Louise admits the play is often funny, at least early on, but then suddenly pulls up short:
For me, though, the laughter stops whenever Mamet turns to the character who's not a white guy, the president's speechwriter, Clarice Bernstein. Clarice is a lesbian, and she and her partner have just adopted a daughter from China. That's so funny! And now they want to get married. Wow! Get a load of that - does it get any funnier?
This is a little hard to understand - does Kennedy really imagine Mamet is holding up Bernstein's lesbianism as a punchline? I'm gay myself, and certainly a vocal proponent of gay marriage, but I detected not even a hint of homophobia in Mamet's play. Sure, Mamet's got a history of issues with women - or at least he's got a history of deep distrust of women, coupled with a strangely intense involvement with his own masculinity (or doubts regarding same!). But most of this is decidedly under wraps in November; indeed, "Bernstein the Lesbian" is the only admirable character in the play - she's the "straight man," if you'll pardon the obvious pun (that I'm sure Mamet intended). The mystery about her character, as I pointed out in my review, was why she would ever work for her idiot boss.
But Louise goes on:
In the company of three men who are laughable because of their character traits - greed, cynicism, whatever - we get a woman who's laughable because - well, let's see. Because she's a woman, because she "bought" a baby, and because she's a lesbian. Sorry, not funny.
She's laughable because she's a woman? Strange, no one at the performance I attended laughed at her because she was a woman, and I don't think Mamet ever intended anyone to, either. True, Mamet has his Bush factotum bray that Bernstein "bought" her baby, but this is written (and played) as a crassly low blow - and one right out of the Republican playbook, anyhow.
What's weirder still about the review is how innocently it betrays Kennedy's own identity politics. When it comes to the Native American casino chief who shows up and does a war dance, she has this to say:
At least the chief, played with stomping verve by Dennis Trainor Jr., gets a few good lines. So maybe that's the lesson: If you're going to treat a whole sector of the human population as a joke, at least make it a funny one.

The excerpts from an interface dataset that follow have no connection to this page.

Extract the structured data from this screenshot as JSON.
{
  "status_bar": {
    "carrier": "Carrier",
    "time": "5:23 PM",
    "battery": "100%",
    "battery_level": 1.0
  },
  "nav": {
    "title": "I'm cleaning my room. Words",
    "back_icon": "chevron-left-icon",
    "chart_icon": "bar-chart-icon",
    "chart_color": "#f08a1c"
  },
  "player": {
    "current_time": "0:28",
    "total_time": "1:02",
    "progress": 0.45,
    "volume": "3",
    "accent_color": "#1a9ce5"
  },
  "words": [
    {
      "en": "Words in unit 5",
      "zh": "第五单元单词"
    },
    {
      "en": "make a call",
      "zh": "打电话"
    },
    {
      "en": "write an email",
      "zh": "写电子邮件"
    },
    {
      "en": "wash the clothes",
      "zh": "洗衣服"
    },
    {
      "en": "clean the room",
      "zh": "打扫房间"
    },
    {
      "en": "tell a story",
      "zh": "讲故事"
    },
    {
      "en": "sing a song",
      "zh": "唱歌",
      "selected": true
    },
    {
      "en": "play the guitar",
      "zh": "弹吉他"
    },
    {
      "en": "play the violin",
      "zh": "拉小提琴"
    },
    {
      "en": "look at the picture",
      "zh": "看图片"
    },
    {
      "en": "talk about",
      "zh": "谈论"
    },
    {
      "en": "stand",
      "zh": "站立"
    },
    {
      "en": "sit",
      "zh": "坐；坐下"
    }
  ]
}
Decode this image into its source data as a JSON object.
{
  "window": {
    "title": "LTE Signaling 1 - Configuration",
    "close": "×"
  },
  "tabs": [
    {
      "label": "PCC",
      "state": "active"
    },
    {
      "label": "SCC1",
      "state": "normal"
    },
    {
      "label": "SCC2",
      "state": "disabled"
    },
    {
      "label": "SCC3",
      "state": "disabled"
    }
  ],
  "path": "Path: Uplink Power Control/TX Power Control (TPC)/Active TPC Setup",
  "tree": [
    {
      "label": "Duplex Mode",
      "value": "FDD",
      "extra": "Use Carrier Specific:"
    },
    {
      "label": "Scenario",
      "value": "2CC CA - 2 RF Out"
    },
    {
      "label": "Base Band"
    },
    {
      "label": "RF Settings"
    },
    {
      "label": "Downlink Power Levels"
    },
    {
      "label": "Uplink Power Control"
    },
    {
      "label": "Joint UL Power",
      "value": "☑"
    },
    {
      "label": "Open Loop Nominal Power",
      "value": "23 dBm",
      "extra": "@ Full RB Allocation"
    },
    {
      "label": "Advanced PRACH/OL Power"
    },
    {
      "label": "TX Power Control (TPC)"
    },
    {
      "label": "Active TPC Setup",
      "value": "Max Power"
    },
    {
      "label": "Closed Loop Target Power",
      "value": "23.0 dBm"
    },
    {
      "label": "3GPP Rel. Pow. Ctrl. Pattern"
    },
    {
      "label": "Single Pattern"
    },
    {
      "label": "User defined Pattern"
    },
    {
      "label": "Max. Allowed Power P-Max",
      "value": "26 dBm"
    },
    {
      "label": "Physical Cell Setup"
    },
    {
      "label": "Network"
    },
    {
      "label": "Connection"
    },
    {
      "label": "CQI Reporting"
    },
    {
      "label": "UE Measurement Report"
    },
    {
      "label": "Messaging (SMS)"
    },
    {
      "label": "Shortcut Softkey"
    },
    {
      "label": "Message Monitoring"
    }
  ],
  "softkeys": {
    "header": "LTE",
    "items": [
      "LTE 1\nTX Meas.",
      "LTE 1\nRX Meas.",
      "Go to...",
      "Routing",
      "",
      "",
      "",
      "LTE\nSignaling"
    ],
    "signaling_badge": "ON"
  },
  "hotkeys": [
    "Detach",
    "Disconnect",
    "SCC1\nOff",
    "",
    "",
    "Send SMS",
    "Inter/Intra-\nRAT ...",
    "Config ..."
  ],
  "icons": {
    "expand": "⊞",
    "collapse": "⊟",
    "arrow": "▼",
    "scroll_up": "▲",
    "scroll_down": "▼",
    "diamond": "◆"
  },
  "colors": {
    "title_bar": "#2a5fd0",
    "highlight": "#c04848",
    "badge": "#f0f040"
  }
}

Hmmmm. Somehow I get the impression that if Louise were a Native American, her opinion would be quite different - i.e., the show was a riot until Crazy Horse showed up, then suddenly it wasn't funny! Indeed, if anyone has a bone to pick with Mr. Mamet over November, it's Native Americans - that casino chief really is just an intentionally "politically incorrect" one-liner. But I think lesbians, and women in general, should be willing to smoke a peace pipe with the playwright over November.